• **EXERCISE**:
If a line of the data below contains the string "copyright", copy it into your answer.

• **DATASET RECORDS**:
:::

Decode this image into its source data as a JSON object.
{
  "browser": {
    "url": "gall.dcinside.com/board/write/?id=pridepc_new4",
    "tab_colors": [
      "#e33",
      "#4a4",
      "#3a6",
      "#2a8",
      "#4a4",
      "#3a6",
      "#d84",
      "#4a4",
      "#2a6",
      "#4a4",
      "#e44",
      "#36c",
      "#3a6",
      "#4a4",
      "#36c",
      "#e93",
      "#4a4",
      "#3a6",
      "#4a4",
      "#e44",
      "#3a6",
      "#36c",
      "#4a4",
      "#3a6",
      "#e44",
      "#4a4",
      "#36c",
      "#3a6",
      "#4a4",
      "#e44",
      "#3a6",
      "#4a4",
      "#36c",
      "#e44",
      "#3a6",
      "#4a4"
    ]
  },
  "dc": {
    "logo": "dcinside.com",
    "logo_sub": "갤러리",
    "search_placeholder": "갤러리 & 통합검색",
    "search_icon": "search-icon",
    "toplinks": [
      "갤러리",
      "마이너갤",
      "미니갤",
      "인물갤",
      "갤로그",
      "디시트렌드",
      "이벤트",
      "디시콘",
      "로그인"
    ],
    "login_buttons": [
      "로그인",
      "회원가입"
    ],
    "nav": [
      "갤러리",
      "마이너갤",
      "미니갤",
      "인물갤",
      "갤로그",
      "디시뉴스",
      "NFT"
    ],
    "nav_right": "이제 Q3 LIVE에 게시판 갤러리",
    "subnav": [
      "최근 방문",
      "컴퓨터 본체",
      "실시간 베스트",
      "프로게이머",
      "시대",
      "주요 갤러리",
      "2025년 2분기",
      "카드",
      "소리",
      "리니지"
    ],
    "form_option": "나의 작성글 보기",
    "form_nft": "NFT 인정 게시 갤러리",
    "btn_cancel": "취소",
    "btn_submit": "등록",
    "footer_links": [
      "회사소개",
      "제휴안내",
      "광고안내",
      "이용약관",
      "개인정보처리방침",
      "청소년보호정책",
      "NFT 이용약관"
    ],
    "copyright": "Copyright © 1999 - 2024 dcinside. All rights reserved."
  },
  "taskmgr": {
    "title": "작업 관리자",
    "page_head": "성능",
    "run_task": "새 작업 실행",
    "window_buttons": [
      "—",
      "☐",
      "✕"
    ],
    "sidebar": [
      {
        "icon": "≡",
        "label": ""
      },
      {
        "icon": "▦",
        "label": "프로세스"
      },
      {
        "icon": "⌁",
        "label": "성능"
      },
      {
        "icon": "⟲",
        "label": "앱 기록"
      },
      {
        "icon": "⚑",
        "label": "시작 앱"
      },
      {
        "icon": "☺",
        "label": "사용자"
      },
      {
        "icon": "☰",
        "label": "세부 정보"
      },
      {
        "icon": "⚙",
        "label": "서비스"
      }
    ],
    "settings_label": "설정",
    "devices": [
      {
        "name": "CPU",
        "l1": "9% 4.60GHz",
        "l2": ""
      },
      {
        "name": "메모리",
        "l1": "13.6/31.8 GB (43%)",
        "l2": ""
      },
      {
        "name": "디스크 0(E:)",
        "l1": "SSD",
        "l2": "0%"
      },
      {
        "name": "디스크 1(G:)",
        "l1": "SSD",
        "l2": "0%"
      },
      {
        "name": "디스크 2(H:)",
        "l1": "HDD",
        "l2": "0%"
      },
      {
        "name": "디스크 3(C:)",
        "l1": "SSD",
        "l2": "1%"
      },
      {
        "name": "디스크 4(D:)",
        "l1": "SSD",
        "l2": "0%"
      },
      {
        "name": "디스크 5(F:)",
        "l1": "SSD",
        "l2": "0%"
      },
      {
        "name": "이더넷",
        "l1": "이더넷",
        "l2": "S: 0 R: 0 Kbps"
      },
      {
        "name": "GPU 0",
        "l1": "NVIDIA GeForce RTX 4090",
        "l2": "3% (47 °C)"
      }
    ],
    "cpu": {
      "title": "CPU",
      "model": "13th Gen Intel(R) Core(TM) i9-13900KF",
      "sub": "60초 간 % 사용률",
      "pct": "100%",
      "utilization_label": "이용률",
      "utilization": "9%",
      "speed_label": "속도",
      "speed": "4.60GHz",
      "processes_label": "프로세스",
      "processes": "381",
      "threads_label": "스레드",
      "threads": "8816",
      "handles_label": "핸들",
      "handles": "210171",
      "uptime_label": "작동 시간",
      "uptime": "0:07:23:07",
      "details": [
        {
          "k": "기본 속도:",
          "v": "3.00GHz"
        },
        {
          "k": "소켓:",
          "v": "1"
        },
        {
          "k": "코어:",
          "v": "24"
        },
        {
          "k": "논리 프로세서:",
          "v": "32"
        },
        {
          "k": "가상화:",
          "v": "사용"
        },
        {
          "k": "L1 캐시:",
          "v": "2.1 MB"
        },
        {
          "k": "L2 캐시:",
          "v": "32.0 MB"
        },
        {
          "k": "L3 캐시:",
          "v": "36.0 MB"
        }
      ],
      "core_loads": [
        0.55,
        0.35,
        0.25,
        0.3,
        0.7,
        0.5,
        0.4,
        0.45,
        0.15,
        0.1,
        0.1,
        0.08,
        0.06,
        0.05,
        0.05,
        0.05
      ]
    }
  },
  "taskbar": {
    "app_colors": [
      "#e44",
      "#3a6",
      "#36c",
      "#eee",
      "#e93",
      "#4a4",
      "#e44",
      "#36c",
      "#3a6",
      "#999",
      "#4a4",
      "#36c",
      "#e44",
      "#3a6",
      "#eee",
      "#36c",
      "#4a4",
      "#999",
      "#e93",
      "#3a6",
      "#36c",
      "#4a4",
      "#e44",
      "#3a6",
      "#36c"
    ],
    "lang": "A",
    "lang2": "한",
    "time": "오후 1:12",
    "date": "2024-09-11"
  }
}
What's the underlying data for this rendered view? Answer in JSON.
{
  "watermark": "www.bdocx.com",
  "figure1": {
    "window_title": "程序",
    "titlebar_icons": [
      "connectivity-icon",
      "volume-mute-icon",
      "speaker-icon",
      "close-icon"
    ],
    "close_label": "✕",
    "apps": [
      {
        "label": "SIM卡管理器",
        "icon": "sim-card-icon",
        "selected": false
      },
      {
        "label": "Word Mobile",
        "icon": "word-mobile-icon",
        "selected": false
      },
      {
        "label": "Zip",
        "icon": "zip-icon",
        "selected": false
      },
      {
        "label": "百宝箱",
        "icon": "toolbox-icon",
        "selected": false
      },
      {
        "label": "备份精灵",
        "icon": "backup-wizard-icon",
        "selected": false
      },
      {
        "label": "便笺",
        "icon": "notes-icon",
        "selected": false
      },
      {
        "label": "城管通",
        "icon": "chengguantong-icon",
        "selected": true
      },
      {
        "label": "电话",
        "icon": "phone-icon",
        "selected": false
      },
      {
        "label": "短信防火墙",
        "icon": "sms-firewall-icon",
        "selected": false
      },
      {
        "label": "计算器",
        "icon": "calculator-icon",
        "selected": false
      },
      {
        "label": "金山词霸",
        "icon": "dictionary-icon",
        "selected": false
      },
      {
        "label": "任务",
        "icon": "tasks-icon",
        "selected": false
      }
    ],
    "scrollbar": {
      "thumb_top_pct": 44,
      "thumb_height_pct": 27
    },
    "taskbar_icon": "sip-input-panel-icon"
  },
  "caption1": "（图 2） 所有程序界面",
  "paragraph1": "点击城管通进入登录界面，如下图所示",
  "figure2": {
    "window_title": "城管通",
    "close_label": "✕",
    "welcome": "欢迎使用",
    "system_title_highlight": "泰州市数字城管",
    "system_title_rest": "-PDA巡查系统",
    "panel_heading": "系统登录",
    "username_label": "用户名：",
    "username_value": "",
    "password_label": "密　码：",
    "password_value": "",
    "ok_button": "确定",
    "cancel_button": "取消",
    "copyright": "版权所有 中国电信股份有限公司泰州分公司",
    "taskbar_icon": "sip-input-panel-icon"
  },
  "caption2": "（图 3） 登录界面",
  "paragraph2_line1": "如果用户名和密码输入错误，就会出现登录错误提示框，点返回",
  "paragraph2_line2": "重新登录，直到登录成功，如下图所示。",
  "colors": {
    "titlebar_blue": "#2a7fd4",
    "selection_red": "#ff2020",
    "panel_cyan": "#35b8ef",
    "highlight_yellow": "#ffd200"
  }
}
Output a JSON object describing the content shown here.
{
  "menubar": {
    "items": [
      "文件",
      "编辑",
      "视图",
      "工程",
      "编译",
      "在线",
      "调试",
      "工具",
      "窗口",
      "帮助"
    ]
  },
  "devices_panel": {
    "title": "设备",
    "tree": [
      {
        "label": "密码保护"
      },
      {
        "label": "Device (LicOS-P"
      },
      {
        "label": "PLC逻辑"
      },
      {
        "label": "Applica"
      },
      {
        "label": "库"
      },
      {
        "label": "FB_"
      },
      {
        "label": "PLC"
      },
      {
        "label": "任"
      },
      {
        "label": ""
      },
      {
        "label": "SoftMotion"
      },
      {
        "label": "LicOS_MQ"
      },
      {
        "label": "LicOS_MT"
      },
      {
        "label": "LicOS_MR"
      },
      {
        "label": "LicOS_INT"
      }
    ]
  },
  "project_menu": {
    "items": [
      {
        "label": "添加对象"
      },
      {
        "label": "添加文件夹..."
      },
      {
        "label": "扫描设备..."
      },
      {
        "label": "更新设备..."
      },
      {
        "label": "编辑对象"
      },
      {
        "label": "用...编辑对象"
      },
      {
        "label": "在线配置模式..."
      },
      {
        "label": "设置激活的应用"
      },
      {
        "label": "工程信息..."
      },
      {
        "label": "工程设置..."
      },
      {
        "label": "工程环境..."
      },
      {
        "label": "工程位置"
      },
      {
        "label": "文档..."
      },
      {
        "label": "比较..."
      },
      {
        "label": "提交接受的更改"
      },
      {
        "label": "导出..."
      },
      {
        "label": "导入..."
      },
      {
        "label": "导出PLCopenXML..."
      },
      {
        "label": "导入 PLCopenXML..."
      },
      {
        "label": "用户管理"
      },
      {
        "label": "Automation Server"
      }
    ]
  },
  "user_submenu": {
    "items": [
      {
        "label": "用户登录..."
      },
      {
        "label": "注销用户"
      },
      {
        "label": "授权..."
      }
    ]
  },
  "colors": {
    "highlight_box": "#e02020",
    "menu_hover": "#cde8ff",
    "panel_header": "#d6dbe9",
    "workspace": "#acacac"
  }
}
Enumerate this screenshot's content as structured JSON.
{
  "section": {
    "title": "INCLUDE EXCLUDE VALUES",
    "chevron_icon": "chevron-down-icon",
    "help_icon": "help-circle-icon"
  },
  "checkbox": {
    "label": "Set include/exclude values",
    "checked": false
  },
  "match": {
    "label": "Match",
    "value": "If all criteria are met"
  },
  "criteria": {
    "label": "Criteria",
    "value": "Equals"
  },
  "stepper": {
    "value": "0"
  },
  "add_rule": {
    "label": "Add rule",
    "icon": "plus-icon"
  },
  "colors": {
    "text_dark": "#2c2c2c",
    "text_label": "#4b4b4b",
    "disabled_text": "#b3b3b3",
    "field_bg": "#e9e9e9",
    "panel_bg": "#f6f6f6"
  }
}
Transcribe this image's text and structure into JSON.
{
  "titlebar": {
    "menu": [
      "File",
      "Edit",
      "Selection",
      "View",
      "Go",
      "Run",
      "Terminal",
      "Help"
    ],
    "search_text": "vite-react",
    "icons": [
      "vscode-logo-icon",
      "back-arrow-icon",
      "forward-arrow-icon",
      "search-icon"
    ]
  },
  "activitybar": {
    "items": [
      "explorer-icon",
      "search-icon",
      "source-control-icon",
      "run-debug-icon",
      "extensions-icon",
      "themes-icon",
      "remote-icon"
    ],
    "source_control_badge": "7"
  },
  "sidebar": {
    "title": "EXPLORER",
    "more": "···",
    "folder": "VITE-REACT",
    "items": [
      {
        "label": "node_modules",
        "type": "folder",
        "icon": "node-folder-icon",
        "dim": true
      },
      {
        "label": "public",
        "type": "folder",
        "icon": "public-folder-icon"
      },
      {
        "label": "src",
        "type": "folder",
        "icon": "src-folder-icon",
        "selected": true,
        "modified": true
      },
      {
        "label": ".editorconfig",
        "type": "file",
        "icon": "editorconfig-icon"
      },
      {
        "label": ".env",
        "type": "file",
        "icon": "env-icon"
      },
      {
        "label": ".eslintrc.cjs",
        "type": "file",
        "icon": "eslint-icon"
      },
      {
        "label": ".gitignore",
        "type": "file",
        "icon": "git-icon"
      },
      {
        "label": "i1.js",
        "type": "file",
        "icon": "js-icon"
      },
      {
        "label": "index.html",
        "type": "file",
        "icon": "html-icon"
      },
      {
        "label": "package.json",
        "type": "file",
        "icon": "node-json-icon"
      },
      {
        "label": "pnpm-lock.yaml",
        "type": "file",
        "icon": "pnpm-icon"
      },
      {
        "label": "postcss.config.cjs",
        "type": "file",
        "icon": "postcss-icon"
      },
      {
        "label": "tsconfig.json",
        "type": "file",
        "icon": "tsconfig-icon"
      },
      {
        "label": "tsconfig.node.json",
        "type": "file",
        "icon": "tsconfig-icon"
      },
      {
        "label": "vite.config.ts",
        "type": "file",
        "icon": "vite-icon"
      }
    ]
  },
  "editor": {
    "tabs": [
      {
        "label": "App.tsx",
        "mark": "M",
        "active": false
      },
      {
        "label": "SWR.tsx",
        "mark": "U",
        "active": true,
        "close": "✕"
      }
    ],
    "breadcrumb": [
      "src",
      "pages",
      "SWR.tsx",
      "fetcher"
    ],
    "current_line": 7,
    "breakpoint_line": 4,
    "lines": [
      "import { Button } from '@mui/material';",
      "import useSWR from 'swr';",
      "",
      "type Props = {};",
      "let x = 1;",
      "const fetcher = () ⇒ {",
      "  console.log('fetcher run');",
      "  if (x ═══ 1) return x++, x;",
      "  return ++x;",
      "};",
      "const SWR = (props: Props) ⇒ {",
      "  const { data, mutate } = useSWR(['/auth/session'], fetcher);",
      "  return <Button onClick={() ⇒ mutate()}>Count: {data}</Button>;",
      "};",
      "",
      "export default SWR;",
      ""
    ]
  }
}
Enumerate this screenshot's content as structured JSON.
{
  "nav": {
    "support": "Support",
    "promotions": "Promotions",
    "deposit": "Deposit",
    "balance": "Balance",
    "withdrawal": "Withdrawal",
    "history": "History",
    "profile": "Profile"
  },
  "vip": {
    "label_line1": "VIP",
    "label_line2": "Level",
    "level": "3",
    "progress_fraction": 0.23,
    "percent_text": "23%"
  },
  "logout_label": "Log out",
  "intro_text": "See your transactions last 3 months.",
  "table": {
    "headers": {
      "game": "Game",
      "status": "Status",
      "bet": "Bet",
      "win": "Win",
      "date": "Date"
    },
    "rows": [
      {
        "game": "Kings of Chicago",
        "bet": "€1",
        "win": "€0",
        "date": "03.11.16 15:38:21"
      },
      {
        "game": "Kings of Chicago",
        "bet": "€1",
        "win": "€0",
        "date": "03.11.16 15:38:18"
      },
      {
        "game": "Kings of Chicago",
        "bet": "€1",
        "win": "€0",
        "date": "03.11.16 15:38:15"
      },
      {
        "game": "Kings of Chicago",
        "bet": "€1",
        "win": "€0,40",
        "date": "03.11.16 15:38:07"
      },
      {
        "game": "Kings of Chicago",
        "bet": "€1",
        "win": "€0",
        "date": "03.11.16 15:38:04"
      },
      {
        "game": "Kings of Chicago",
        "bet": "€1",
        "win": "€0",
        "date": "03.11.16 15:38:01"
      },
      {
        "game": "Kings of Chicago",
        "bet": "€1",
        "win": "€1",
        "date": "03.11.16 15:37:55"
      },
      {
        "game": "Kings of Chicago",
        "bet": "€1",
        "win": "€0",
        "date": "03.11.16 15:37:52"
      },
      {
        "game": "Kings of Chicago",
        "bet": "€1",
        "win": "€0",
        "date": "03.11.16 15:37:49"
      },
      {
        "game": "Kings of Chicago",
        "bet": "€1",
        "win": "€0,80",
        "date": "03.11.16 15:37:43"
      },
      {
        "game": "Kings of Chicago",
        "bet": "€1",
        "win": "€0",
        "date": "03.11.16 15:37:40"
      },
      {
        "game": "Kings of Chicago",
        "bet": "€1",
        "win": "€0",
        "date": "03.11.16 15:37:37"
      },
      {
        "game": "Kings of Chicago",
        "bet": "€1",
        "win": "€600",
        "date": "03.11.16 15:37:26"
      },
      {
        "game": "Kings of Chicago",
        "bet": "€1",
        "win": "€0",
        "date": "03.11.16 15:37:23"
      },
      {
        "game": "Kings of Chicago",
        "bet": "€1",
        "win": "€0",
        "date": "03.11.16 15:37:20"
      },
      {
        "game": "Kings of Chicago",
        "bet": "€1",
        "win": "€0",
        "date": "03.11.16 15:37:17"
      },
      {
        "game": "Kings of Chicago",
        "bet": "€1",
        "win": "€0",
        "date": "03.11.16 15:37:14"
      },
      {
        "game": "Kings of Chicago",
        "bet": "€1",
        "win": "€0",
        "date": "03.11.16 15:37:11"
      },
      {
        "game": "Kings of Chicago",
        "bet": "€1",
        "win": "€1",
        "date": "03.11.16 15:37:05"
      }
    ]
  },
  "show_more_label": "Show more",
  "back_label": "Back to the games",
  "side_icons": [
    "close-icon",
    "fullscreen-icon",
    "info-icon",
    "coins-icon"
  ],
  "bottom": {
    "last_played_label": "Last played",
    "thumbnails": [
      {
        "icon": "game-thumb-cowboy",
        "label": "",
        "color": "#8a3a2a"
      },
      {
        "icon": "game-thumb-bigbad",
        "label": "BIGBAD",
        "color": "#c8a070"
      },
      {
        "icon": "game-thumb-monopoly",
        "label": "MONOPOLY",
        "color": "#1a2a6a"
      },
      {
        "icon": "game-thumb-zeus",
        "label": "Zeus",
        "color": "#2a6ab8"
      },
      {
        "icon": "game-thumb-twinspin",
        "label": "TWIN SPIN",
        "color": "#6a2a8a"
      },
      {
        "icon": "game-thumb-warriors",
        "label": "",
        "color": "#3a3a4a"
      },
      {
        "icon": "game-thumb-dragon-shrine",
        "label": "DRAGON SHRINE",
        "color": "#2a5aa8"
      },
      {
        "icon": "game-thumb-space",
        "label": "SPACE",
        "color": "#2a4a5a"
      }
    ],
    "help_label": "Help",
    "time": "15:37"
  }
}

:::

• **REPLY TO THE EXERCISE**:
    "copyright": "Copyright © 1999 - 2024 dcinside. All rights reserved."
    "copyright": "版权所有 中国电信股份有限公司泰州分公司",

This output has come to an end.